Many of my clients discuss a lack of satisfaction within their jobs. Through talking to them, I can help uncover why they aren’t finding meaning in their career. For some, their career was chosen simply to pay their bills and provide for their family, which is why they may not be fully happy; they feel contempt for their current position and are simply looking to add more value to their day-to-day lives. Others are unsure and looking for a way out as soon as possible.
As a therapist, I help the client decide which route they want to go. It could be finding a way to accept their current job by adding small moments of value (such as self-care), or for others that are open to it, it’s helping them explore new career avenues that they have more of a passion for and turning that passion into a career.

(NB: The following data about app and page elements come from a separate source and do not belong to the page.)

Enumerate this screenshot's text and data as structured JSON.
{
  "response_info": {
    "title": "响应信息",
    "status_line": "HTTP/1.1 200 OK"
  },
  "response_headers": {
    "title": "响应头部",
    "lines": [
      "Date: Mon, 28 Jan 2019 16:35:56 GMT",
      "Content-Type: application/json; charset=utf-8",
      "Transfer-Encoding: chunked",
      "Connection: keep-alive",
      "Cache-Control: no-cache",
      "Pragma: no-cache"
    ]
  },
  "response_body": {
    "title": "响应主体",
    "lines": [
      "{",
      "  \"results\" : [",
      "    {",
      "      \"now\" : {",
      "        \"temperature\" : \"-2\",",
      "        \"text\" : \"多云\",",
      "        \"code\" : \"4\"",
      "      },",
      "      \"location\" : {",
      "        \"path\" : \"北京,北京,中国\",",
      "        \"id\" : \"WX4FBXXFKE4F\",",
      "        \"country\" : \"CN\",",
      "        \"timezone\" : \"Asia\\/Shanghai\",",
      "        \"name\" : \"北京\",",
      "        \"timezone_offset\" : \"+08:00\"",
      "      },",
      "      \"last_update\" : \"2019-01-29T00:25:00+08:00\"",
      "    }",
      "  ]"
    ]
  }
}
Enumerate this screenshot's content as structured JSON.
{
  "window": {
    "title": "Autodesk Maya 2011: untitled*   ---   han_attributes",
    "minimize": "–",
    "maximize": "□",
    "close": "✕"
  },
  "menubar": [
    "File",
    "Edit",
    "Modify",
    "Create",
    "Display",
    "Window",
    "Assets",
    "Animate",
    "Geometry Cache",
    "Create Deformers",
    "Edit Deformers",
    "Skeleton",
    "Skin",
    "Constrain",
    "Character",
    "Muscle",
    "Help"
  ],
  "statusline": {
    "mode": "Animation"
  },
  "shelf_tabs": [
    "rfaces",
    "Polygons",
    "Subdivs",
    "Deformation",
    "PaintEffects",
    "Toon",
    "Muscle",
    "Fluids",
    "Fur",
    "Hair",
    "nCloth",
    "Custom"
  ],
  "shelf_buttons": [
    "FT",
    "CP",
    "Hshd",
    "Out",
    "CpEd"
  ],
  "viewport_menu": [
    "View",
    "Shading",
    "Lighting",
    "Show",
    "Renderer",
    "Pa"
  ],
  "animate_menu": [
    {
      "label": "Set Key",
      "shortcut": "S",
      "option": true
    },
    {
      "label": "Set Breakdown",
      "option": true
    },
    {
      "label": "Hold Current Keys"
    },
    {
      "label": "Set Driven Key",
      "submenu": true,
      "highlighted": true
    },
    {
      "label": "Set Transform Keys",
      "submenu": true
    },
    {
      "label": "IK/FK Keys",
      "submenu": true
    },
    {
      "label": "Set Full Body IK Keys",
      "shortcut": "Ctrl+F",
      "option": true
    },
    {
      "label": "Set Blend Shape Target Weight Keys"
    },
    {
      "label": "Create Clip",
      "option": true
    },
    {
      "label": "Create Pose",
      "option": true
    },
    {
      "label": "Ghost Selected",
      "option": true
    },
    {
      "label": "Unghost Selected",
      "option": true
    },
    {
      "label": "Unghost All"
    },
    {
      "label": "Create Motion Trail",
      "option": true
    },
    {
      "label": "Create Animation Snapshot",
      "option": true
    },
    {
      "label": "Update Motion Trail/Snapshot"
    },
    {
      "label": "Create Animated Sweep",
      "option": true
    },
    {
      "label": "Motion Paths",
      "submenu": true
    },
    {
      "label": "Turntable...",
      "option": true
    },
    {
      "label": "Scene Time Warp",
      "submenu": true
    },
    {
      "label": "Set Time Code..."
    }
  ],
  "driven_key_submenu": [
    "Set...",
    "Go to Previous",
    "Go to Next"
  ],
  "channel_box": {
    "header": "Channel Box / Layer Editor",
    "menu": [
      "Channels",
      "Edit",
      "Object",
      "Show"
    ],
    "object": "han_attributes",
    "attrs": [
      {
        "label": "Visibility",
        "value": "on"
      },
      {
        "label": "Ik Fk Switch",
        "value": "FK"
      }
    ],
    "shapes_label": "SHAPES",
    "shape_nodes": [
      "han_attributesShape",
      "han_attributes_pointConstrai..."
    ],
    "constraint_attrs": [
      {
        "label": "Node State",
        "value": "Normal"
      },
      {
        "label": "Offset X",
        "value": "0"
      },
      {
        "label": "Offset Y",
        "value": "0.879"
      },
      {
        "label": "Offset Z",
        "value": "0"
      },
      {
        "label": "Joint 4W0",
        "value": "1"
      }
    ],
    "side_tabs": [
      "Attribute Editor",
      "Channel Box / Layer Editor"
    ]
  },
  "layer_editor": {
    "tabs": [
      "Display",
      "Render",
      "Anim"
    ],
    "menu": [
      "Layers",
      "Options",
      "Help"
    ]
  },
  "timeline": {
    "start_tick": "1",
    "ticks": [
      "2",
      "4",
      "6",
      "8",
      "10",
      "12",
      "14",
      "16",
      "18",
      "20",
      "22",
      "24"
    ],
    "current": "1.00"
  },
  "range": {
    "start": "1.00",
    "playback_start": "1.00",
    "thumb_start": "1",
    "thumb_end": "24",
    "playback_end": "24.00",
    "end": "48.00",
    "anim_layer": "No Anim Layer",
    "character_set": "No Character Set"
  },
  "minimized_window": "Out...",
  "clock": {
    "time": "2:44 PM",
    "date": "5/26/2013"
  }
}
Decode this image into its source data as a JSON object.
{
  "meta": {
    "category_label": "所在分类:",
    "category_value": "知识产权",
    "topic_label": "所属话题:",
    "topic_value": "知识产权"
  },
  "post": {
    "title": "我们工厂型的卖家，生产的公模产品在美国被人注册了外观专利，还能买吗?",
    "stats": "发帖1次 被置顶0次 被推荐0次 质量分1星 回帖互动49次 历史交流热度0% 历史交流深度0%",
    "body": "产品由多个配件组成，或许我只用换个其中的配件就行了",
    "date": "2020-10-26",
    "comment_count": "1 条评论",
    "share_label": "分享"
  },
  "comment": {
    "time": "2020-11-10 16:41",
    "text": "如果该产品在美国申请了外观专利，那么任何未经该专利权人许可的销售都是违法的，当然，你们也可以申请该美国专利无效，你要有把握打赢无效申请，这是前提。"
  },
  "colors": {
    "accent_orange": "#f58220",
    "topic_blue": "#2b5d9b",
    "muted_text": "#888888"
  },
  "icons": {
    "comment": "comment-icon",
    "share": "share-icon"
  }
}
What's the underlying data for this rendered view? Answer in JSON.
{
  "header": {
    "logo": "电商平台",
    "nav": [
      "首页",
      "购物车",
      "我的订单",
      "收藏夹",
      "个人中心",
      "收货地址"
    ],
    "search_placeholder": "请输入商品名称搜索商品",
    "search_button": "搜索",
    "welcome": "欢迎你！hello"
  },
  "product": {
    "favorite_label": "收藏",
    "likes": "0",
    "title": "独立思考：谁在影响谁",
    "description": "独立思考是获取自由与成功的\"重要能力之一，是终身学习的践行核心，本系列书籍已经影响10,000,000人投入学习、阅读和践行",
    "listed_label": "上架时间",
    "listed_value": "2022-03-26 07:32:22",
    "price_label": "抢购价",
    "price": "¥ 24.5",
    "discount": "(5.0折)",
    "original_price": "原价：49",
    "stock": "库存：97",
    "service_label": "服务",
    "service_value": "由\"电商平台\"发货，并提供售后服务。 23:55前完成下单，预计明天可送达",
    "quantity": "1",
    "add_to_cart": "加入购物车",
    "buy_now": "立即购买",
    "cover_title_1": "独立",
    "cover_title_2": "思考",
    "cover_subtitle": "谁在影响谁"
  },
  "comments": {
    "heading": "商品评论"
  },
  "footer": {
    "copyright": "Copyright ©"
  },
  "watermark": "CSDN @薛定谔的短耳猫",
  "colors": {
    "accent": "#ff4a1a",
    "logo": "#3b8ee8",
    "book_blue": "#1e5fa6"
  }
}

I recently read an article by Liz Schumer from The New York Times titled, “Why Following your Passions is Good for You (and how to Get Started)” which examines this very topic. Schumer discusses different reasons why it is so crucial to follow your passions, whether they are as big as a career change or as small as daily self-care.
Below is a simple guide on why to follow your passions based on Schumer’s recommendations.
- You just feel good. A 2015 study published in The Annals of Behavioral Medicine discussed that when following your passion, you are decreasing your overall stress and increasing your happiness. So why not do something you’re passionate about? The results from this study showed that 34% of the individuals reported that they felt less stressed and 18% reported to feel less sad when doing activities they were passionate about.
- Get in the mode. Sure, we are all busy with work or kids or life, but every time we say “no” to doing something that we enjoy, we are saying to ourselves, “You’re not a priority in your own life.” Laura Vanderkam, a productivity expert, recommends thinking of time based on one given week. Once you track your time in a week, you will see where your free time is available for your passions.
- Use your free time to the fullest! Now that you have tracked your time in a given week, use the time you are free to your fullest. Vanderkam also states it is important to turn your passions into an obligation, because this will keep you motivated. For example, if you are passionate about fitness, join a fitness studio where you pay for classes because you are more likely to show up. Why do this? It will increase your overall day-to-day happiness when you start following your passions.
- Realistic expectations. Once you start this journey of following your passions, make realistic expectations. Know that there might be times that you do not get to participate in your passions every single day. Make your goals attainable to prevent yourself from feeling let down if you do not get to them; life has a tendency of allowing individuals to go off path here and there.
- Build new skills. If you find that you are unsure of your passions, that is okay! Instead, perhaps consider building a new skill within your career. Doing this can help you feel more motivated to go to your job knowing you have a leg up on your coworkers.
- Self-improvement = satisfaction. When clients are truly working on themselves, through finding a new passion or using self-care to cope with daily struggles, they are gaining satisfaction knowing they are working toward their better self. Doing this can give your day-to-day routines a new sense of meaning when you work toward internal growth.
While this list provides a variety of ways to integrate your passions into your daily self-care or career, try to focus on the one(s) that you think will help you most, as you truly know yourself more than anyone else. Once you identify what works best, try to be consistent with it.
If you are currently struggling with exploring your passions, it may be a good idea to connect with one of our skilled counselors at Symmetry Counseling today. You can contact them at 312-578-9990 to set up an appointment.